The coverage in the various national papers is not encouraging. While the majority of the Benchmarks the administration set for the surge have stalled or failed, the While House will point to satisfactory progress in 8 of 18 points. Reference the handy, dandy chart provided by the New York Times.

This, and Bush’s collapsing popularity, will make it even more difficult for Republicans to continue to back any policy in Iraq except a precipitate withdrawal. I suspect the “fight them there, so we don’t fight them here” mantra will be droned across the right wing media and blogs this weekend.

As it has already been noted, in an effort to increase public support for the war, the President, the administration and the media have shifted from saying “insurgents” to using the term Al Quaeda to describe as the American opponents in Iraq. According a McClatchy article, Al Quaeda, the “insurgents”, the bad guys, the “them” also included a large number of civilians in 2006.

U.S. soldiers have killed or wounded 429 Iraqi civilians at checkpoints or near patrols and convoys during the past year, according to military statistics compiled in Iraq and obtained by McClatchy Newspapers.

he statistics are the first official accounting of civilian shootings since the war began, and while they seem small compared with the thousands who’ve died in Iraq’s violence, they show the difficulty that the U.S. has in fulfilling its vow to protect civilians.

The numbers cover what the military calls escalation-of-force incidents, in which American troops fire at civilians who’ve come too close or have approached checkpoints too quickly. In the months since U.S. commanders have dispatched more troops to the field — ostensibly to secure Iraqi communities — the number of Iraqis killed and injured in such incidents has spiked, the statistics show.

Pentagon officials have declined repeatedly to reveal the numbers of civilian deaths and injuries caused by American troops. The escalation-of-force statistics, however, were part of a recent briefing given to Army Gen. David Petraeus, the commander of coalition forces in Iraq. A person familiar with the briefing provided the statistics to McClatchy.

And Bush wonders why Americans are war weary? I somehow don’t think it has much to do with terminology. I wonder what the right wing would say if the American military killed 430 innocent American civilians?

Oh! Darn – I remember. That’s why we don’t fight them here.

Wooly Cutbacks

While I don’t think I’ve mentioned it here, I’ve long been a sheep fan. I also like the idea of researchers trying to find alternatives to pesticides which are often made from oil or oil derivatives.

That’s why today’s fluff in the Chicago Tribune made my heart hop higher – it combines sheep, pesticides and wine in one wild and wooly weed-a-thon.

Call them mutton mowers. University researchers are training sheep to clean up vineyard weeds but stay off the grapes.

Enthusiastic and unpicky eaters, sheep are already being used in some vineyards as a green alternative to tractors.

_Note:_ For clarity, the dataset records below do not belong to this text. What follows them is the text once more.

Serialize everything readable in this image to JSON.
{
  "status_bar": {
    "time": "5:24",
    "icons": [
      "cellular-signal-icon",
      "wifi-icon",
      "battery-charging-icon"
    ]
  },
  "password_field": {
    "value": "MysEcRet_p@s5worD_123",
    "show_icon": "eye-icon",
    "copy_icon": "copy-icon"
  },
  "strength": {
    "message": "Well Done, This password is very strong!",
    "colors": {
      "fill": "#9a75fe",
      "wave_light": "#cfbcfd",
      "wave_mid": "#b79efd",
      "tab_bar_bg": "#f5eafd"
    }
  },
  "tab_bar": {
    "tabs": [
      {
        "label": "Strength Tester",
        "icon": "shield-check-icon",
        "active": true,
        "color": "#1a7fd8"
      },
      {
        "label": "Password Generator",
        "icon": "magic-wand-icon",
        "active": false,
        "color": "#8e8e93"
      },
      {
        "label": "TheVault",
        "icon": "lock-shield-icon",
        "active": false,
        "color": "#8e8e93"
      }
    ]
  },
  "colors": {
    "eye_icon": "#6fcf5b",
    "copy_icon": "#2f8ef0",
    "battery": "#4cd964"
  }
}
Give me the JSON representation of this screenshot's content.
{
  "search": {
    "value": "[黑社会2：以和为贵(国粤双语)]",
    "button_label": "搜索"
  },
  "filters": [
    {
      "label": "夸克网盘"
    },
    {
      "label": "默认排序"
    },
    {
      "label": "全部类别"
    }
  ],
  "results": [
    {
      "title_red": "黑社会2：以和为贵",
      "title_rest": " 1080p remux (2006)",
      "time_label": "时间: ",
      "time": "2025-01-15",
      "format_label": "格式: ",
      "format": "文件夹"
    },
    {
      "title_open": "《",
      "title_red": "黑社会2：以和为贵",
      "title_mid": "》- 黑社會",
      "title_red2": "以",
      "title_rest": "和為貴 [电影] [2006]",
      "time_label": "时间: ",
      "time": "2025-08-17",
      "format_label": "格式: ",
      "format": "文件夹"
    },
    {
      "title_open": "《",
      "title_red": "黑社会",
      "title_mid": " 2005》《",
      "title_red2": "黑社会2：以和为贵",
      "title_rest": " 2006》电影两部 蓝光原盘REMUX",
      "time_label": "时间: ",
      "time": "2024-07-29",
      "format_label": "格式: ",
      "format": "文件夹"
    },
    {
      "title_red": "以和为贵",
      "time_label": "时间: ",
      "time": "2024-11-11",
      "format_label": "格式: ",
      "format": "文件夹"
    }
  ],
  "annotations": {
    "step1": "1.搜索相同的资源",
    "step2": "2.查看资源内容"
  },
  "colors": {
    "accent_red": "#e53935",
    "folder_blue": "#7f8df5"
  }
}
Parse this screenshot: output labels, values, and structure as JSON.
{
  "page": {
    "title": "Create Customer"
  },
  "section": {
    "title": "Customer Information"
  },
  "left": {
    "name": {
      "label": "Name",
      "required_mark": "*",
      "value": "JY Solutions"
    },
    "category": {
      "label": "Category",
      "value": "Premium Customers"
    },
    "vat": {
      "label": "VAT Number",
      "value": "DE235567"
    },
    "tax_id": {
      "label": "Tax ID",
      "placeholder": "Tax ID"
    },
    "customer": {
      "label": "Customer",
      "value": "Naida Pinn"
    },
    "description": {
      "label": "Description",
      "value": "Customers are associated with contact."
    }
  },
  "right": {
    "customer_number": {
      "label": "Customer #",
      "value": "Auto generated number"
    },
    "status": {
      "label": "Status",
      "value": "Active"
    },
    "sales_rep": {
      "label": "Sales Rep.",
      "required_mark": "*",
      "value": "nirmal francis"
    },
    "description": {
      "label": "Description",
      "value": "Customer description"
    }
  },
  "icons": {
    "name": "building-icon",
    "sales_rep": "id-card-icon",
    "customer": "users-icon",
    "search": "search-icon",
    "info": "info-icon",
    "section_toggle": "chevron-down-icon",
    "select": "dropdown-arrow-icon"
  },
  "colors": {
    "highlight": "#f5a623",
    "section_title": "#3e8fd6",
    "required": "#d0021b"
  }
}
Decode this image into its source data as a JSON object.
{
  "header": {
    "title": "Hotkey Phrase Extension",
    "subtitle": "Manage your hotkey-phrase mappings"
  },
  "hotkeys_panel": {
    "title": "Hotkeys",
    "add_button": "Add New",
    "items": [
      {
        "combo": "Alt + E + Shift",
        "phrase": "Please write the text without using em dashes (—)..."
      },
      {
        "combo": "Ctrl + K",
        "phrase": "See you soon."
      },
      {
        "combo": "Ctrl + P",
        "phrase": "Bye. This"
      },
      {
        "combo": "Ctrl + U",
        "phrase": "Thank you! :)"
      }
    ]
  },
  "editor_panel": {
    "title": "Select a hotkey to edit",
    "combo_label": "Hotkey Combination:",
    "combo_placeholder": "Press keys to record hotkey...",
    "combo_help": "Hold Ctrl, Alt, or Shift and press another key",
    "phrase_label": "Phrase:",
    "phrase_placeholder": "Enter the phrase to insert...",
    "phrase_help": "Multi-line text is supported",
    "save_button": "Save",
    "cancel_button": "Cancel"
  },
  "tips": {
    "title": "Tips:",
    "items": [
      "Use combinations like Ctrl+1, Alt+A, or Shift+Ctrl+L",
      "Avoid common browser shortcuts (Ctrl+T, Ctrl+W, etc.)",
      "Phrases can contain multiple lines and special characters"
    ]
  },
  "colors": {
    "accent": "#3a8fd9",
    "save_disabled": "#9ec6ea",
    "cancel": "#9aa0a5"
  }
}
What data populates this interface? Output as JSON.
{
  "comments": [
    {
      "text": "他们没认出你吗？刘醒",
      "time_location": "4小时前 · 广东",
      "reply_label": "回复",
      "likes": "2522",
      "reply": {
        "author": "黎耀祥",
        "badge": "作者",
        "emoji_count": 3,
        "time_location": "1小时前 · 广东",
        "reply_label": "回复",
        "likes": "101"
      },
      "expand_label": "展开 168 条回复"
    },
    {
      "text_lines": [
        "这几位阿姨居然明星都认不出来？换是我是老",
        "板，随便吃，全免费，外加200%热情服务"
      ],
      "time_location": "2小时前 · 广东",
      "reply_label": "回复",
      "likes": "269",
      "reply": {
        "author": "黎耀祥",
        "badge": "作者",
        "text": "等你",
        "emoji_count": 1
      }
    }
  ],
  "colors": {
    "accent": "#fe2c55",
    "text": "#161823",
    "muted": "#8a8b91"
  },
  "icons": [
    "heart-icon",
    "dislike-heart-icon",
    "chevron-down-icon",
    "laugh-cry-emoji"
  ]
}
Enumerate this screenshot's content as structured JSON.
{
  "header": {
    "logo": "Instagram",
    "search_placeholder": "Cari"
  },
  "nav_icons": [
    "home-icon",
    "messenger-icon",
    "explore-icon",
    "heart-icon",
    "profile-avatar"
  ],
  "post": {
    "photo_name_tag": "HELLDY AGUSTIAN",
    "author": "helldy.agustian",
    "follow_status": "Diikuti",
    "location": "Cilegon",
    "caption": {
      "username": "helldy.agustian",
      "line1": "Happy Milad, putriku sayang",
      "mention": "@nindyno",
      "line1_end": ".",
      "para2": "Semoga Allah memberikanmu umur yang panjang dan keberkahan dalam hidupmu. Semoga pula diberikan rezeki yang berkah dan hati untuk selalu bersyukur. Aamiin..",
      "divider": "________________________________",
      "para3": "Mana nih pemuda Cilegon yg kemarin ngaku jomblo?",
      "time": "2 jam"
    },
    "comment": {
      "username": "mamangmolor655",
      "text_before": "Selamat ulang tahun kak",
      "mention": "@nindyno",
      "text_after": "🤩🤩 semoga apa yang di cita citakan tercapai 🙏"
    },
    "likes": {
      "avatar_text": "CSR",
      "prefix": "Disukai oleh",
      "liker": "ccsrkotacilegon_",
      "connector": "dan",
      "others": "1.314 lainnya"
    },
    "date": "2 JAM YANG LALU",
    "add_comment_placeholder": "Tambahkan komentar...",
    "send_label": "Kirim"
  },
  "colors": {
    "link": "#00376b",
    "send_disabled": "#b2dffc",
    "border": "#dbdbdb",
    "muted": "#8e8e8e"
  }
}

They don’t use gasoline and keep down weeds — a necessary task to deter pests and keep vines healthy — sans herbicides.

Unfortunately, sheep will chew up thousands of dollars worth of grapes if left to their own devices.

That’s why University of California, Davis researcher Morgan Doran and his colleagues are experimenting with aversion therapy and other techniques to turn sheep into better field hands.

For those looking to expand the franchise will find that others have preceded them. According to the article Wooly Weeders, a Colorado based company uses lambs and *gasp* sheepdogs to keep those pesky weeds down and the sheep peaceful.

I, for one, am counting on this technology to help reduce global warming and improve sheep-human relations.

Because we all know that the sheep are really an alien race simply biding their time until a UFO comes and takes them home. But you knew that right?